The M-16, a rapid-fire, 5.56 mm assault rifle carried by thousands of American soldiers during the Vietnam War, grew out of efforts to develop a replacement for the standard M-1 Carbine used during World War II. The M-16 (originally designed by Eugene Stoner of Armalite as the AR-15) was constructed using plastics and alloys and was a much smaller and lighter weapon than its predecessors, one that fit in with the developing Vietnam-era strategy of less emphasis on long-range accuracy in favor of more easily-carried weapons with rapid rates of fire.
Hundreds of thousands of M-16s were supplied to U.S. troops in the mid-1960s as US Army made the M-16 their standard rifle:
Example: [Morgan and Tucker, 1987]
The handgrip of the M16 rifle was made by Mattel. When the gun was first introduced in Vietnam, soldiers noticed the toy company’s logo embossed on the handgrip and complained. Later shipments arrived without the imprint, but the grips were still manufactured by Mattel.

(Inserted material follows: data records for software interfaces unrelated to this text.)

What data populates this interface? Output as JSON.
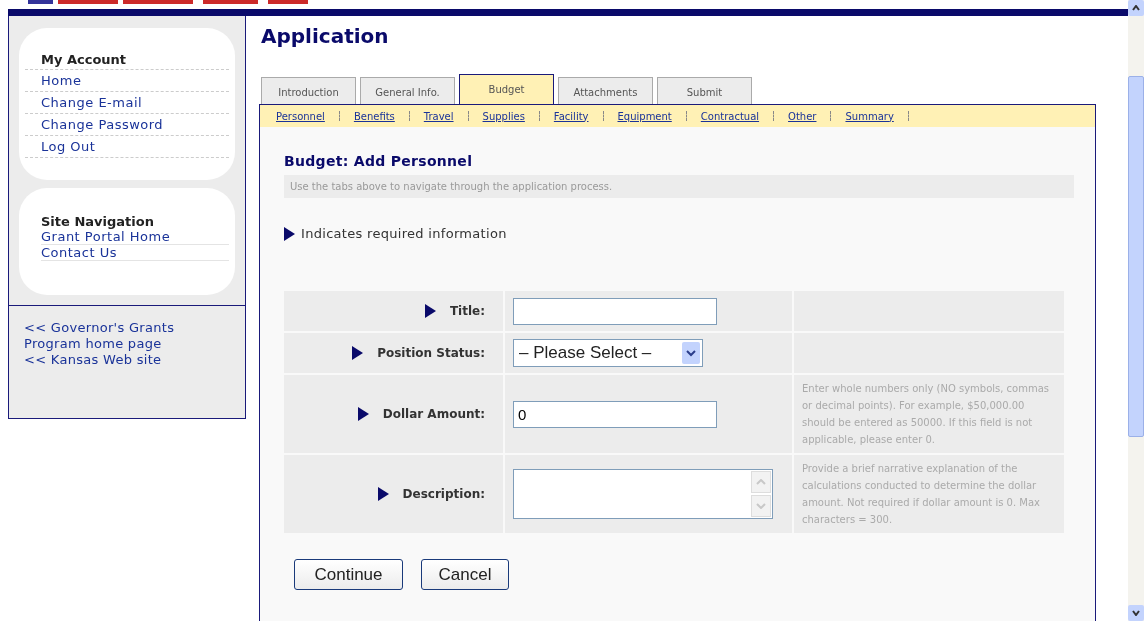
{
  "sidebar": {
    "account": {
      "title": "My Account",
      "links": [
        "Home",
        "Change E-mail",
        "Change Password",
        "Log Out"
      ]
    },
    "navigation": {
      "title": "Site Navigation",
      "links": [
        "Grant Portal Home",
        "Contact Us"
      ]
    },
    "external_links": [
      "<< Governor's Grants Program home page",
      "<< Kansas Web site"
    ]
  },
  "page_title": "Application",
  "tabs": [
    {
      "label": "Introduction",
      "selected": false
    },
    {
      "label": "General Info.",
      "selected": false
    },
    {
      "label": "Budget",
      "selected": true
    },
    {
      "label": "Attachments",
      "selected": false
    },
    {
      "label": "Submit",
      "selected": false
    }
  ],
  "subtabs": [
    "Personnel",
    "Benefits",
    "Travel",
    "Supplies",
    "Facility",
    "Equipment",
    "Contractual",
    "Other",
    "Summary"
  ],
  "heading": "Budget: Add Personnel",
  "instructions": "Use the tabs above to navigate through the application process.",
  "required_note": "Indicates required information",
  "form": {
    "fields": [
      {
        "kind": "text",
        "label": "Title:",
        "required": true
      },
      {
        "kind": "select",
        "label": "Position Status:",
        "required": true,
        "value": "– Please Select –"
      },
      {
        "kind": "text",
        "label": "Dollar Amount:",
        "required": true,
        "value": "0",
        "help": "Enter whole numbers only (NO symbols, commas or decimal points). For example, $50,000.00 should be entered as 50000. If this field is not applicable, please enter 0."
      },
      {
        "kind": "textarea",
        "label": "Description:",
        "required": true,
        "help": "Provide a brief narrative explanation of the calculations conducted to determine the dollar amount. Not required if dollar amount is 0. Max characters = 300."
      }
    ]
  },
  "buttons": [
    "Continue",
    "Cancel"
  ]
}
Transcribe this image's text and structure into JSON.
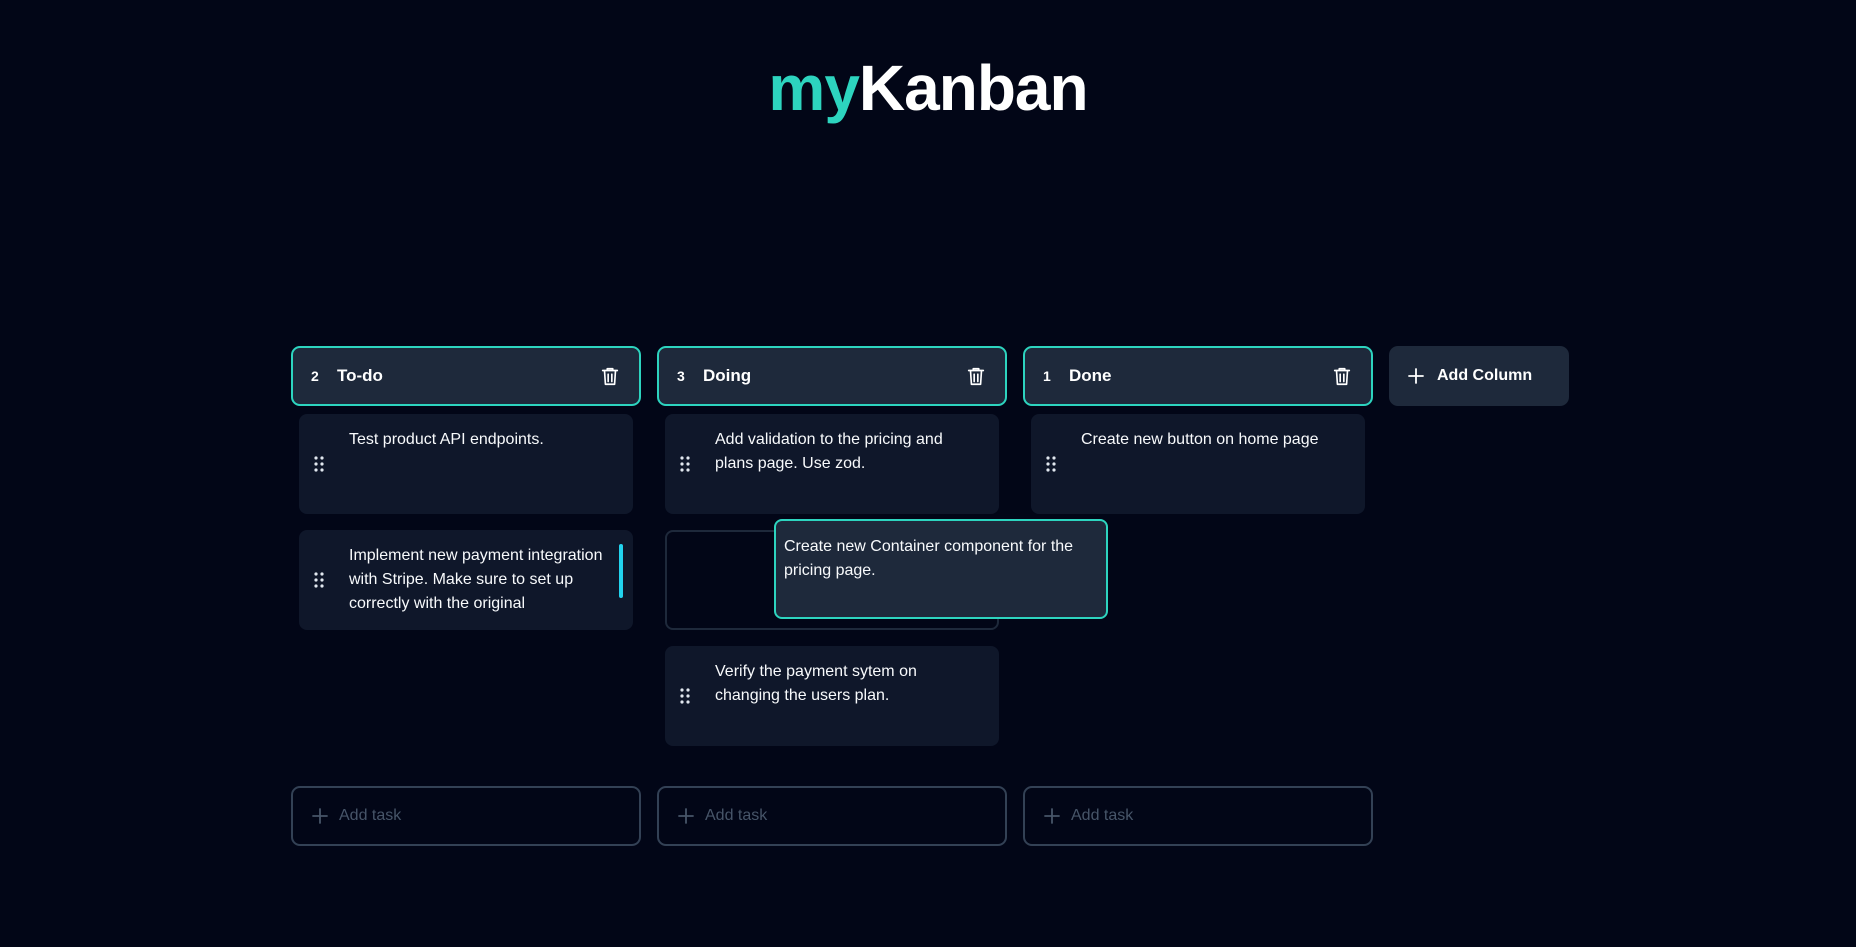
{
  "app": {
    "logo_prefix": "my",
    "logo_suffix": "Kanban"
  },
  "columns": [
    {
      "count": "2",
      "title": "To-do",
      "tasks": [
        "Test product API endpoints.",
        "Implement new payment integration with Stripe. Make sure to set up correctly with the original"
      ],
      "add_task_label": "Add task"
    },
    {
      "count": "3",
      "title": "Doing",
      "tasks": [
        "Add validation to the pricing and plans page. Use zod.",
        "Verify the payment sytem on changing the users plan."
      ],
      "add_task_label": "Add task"
    },
    {
      "count": "1",
      "title": "Done",
      "tasks": [
        "Create new button on home page"
      ],
      "add_task_label": "Add task"
    }
  ],
  "dragging_task": "Create new Container component for the pricing page.",
  "add_column_label": "Add Column",
  "icons": {
    "delete": "trash-icon",
    "drag": "grip-icon",
    "add": "plus-icon"
  },
  "colors": {
    "accent": "#2dd4bf",
    "background": "#020617",
    "column_header": "#1e293b",
    "card": "#0f172a",
    "scroll_indicator": "#22d3ee"
  }
}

However, the M-16, manufactured by the Colt Firearms Corporation (who bought the rights from Armalite in 1959), soon developed a reputation for unreliability, frequently jamming and fouling (especially when not kept clean, a next-to-impossible task in the dust and mud of Vietnam battlefields). Problems with the M-16 eventually achieved such prominence that a congressional inquiry was ordered, resulting in design changes, additional troop training, and other modifications that ameliorated many of the reliability issues U.S. troops were experiencing with the weapon:
Since the mid-1960s, when at Gen. William C. Westmoreland’s request an earlier version of the M-16 became the primary American rifle in Vietnam, the reputation of the M-16 family has been checkered.
This is in part because the rifle had a painfully flawed roll-out. Beginning intensely in 1966, soldiers and Marines complained of the weapon’s terrifying tendency to jam mid-fight. What’s more, the jamming was often one of the worst sorts: a phenomenon known as “failure to extract,” which meant that a spent cartridge case remained lodged in the chamber after a bullet flew out the muzzle.
The only sure way to dislodge the case was to push a metal rod down the muzzle and pop it out. The modern American assault rifle, in other words, often resembled a single-shot musket. One Army record, classified at the time but available in archives now, showed that 80 percent of 1,585 troops queried in 1967 had experienced a stoppage while firing. The Army, meanwhile, publicly insisted that the weapon was the best rifle available for fighting in Vietnam.
The problems were so extensive that in 1967 a Congressional subcommittee investigated, and issued a blistering rebuke to the Army for, among other things, failing to ensure the weapon and its ammunition worked well together, for failing to train troops on the new weapon, and for neglecting to issue enough cleaning equipment — including the cleaning rod essential for clearing jammed rifles.
A series of technical changes sharply reduced (but never eliminated) the incidence of problems. Intensive weapons-cleaning training helped, too.
To the troops in the field, the original M-16 was new, it was small, it was light, it was made of plastic rather than wood, and it often performed poorly to boot. It was no surprise that many of them started expressing their dissatisfaction by referring to it derisively as a cheaply-made “toy,” and that they associated it with the most prominent toy company of the time: Mattel, the Hawthorne, California, toy manufacturer famous for introducing the Barbie doll to the world:
One of the sayings soldiers had about the M16 was, “You can tell it’s Mattel” which was a toy company’s slogan at the time — the gun had a lot of plastic parts, which can’t stand up to the vibrations like wood can but it is cheap.
The Mattel legend was undoubtedly fed by the fact that Mattel really did sell an M-16 Marauder toy gun in the mid-1960s, a quite good reproduction of the actual weapon, complete with “realistic” sound effects:
The sardonic joke about problem-plagued M-16s being toys morphed into a legend about their really having been produced by a toy company, with “proof” offered in the additional detail of soldier’s spotting M-16 handgrips embossed with the Mattel logo. The redesign that improved the M-16’s reliability was then attributed to a switch in manufacturers (to a “real” gun company) prompted by soldier complaints.